» Required action:
From the entries below, copy out every line with "title" in it.

Entries from a dataset of interfaces:
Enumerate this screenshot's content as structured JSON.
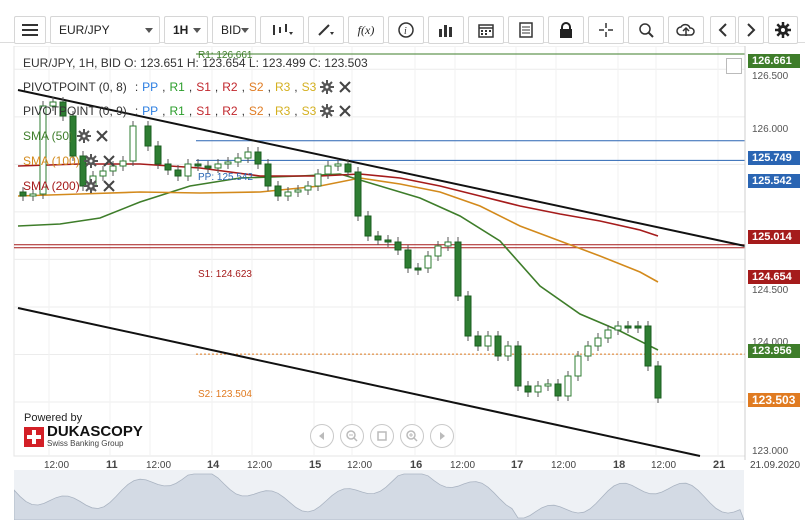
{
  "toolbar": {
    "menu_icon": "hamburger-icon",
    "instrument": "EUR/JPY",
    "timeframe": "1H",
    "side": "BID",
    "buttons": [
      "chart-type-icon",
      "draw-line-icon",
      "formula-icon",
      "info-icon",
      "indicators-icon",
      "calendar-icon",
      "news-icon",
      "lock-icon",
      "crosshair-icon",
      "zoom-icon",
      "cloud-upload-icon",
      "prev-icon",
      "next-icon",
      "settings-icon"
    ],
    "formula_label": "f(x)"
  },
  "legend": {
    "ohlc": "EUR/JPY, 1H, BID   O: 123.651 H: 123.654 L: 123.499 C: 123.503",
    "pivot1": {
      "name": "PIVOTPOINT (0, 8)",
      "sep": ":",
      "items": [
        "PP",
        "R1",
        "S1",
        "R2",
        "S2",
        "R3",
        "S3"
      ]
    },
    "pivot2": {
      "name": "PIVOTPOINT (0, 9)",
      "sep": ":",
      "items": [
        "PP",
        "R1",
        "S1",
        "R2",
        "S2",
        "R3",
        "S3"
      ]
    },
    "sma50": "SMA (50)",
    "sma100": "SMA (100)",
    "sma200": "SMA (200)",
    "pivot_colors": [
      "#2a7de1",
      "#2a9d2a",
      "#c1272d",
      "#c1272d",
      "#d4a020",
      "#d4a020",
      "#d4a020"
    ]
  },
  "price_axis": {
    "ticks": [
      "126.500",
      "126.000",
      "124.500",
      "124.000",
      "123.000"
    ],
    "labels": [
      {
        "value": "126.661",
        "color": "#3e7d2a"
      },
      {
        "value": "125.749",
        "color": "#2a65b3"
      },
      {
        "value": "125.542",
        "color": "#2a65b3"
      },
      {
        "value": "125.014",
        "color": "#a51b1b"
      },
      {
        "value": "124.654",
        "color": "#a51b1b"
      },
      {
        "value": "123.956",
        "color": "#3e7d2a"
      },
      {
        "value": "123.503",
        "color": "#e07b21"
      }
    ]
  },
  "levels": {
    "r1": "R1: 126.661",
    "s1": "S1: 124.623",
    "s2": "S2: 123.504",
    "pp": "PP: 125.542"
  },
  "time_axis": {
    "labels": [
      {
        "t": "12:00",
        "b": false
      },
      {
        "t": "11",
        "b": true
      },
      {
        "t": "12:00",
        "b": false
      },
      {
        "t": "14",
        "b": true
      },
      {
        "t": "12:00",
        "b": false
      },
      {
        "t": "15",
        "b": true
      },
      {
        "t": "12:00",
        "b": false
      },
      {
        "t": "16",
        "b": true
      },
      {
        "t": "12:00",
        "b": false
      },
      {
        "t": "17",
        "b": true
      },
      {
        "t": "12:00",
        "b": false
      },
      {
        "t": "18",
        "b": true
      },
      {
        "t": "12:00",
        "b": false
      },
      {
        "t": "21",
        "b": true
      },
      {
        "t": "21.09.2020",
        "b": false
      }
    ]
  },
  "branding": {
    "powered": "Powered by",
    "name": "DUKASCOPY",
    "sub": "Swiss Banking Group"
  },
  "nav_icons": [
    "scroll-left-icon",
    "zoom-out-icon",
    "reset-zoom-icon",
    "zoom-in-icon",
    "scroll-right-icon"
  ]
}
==
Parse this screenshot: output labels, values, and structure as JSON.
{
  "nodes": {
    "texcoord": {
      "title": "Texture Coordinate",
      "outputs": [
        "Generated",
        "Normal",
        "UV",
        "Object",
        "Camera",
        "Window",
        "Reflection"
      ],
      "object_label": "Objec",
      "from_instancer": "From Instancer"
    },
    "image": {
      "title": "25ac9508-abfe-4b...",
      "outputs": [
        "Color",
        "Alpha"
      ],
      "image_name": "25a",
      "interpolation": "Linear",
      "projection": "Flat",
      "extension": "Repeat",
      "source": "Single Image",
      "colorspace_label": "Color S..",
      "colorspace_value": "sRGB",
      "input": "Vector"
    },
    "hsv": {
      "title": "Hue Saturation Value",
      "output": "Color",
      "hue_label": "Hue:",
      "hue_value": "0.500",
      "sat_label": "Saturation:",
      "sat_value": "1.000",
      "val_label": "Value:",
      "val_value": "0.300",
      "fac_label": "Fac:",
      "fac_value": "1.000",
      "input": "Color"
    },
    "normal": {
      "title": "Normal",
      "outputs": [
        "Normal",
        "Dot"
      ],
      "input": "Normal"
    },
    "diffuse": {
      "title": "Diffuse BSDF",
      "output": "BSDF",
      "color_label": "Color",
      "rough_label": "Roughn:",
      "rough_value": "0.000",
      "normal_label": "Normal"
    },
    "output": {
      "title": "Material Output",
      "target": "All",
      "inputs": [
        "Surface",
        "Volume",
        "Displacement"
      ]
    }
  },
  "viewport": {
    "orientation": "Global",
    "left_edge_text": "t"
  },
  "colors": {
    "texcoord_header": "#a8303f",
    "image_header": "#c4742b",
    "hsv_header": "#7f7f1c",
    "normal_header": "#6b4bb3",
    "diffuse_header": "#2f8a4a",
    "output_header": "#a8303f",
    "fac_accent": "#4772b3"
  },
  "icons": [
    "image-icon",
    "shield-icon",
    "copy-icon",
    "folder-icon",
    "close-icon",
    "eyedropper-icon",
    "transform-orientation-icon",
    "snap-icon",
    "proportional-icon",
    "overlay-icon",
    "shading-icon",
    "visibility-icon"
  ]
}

» Output of the exercise:
      "title": "Texture Coordinate",
      "title": "25ac9508-abfe-4b...",
      "title": "Hue Saturation Value",
      "title": "Normal",
      "title": "Diffuse BSDF",
      "title": "Material Output",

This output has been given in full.